◆ PROBLEM DESCRIPTION: Starting at the line that contains "Convert this screenshot", write out each line through the end of the data below, exactly as it stands. Skip any pictures.

Stored records

************

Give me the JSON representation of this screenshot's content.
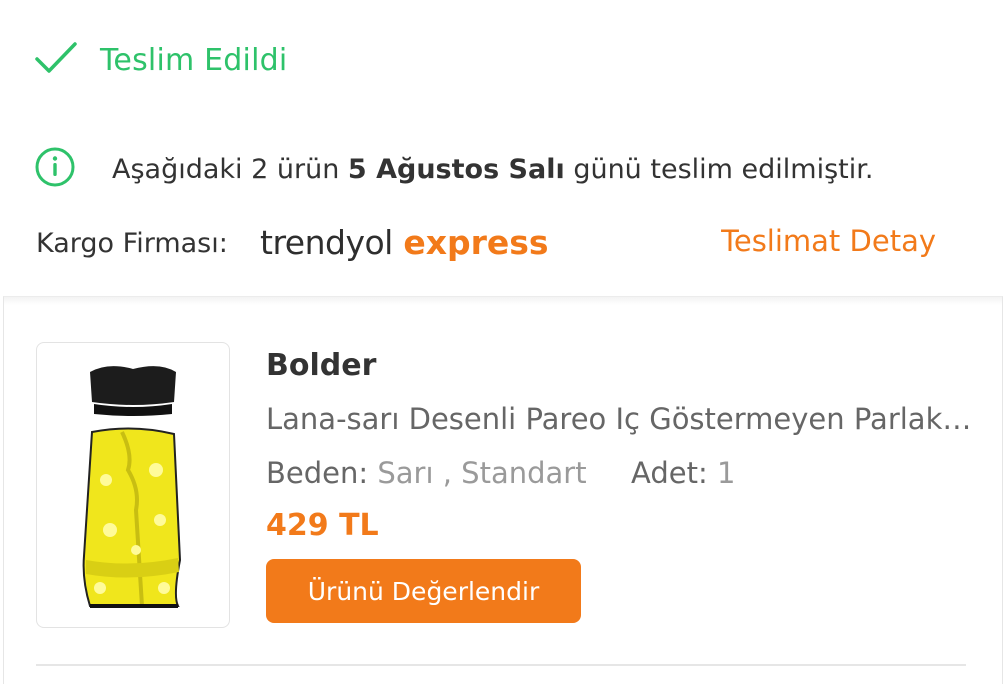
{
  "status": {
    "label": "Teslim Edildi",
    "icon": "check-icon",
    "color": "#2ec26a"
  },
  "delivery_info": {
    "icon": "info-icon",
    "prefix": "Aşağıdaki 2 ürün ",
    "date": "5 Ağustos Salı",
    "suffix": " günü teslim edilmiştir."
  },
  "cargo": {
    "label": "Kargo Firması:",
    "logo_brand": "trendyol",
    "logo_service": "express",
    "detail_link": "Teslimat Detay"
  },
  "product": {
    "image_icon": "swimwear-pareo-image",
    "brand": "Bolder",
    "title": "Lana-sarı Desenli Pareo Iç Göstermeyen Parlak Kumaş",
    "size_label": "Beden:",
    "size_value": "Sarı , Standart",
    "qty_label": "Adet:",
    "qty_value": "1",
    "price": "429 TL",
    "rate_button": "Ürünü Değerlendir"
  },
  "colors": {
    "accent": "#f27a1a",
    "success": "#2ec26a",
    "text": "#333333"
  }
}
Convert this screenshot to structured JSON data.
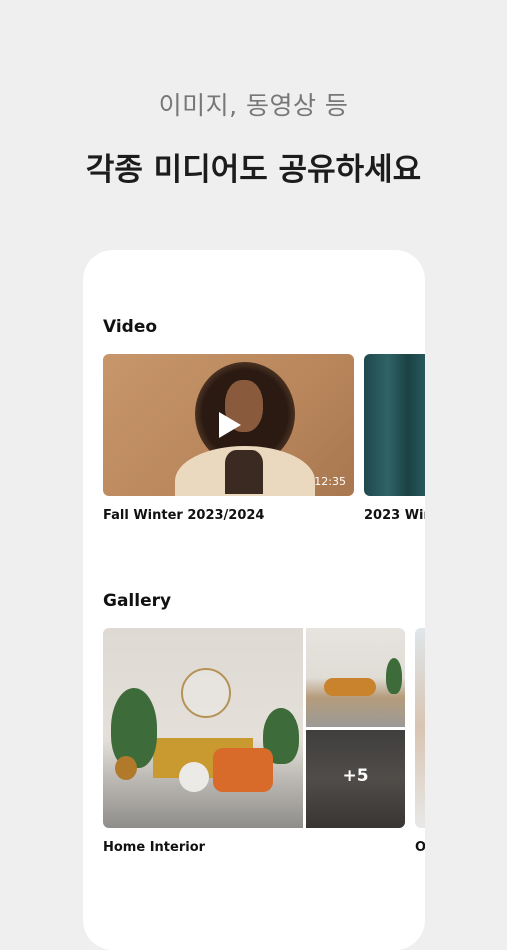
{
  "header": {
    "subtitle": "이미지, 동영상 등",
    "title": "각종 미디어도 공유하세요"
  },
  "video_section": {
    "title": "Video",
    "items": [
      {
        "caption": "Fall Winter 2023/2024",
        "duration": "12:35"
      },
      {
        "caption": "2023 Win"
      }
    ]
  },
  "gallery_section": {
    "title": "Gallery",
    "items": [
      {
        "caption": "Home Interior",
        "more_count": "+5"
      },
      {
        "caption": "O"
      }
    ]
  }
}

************

◆ TASK SOLUTION:
Convert this screenshot to structured JSON data.
{
  "header": {
    "subtitle": "이미지, 동영상 등",
    "title": "각종 미디어도 공유하세요"
  },
  "video_section": {
    "title": "Video",
    "items": [
      {
        "caption": "Fall Winter 2023/2024",
        "duration": "12:35"
      },
      {
        "caption": "2023 Win"
      }
    ]
  },
  "gallery_section": {
    "title": "Gallery",
    "items": [
      {
        "caption": "Home Interior",
        "more_count": "+5"
      },
      {
        "caption": "O"
      }
    ]
  }
}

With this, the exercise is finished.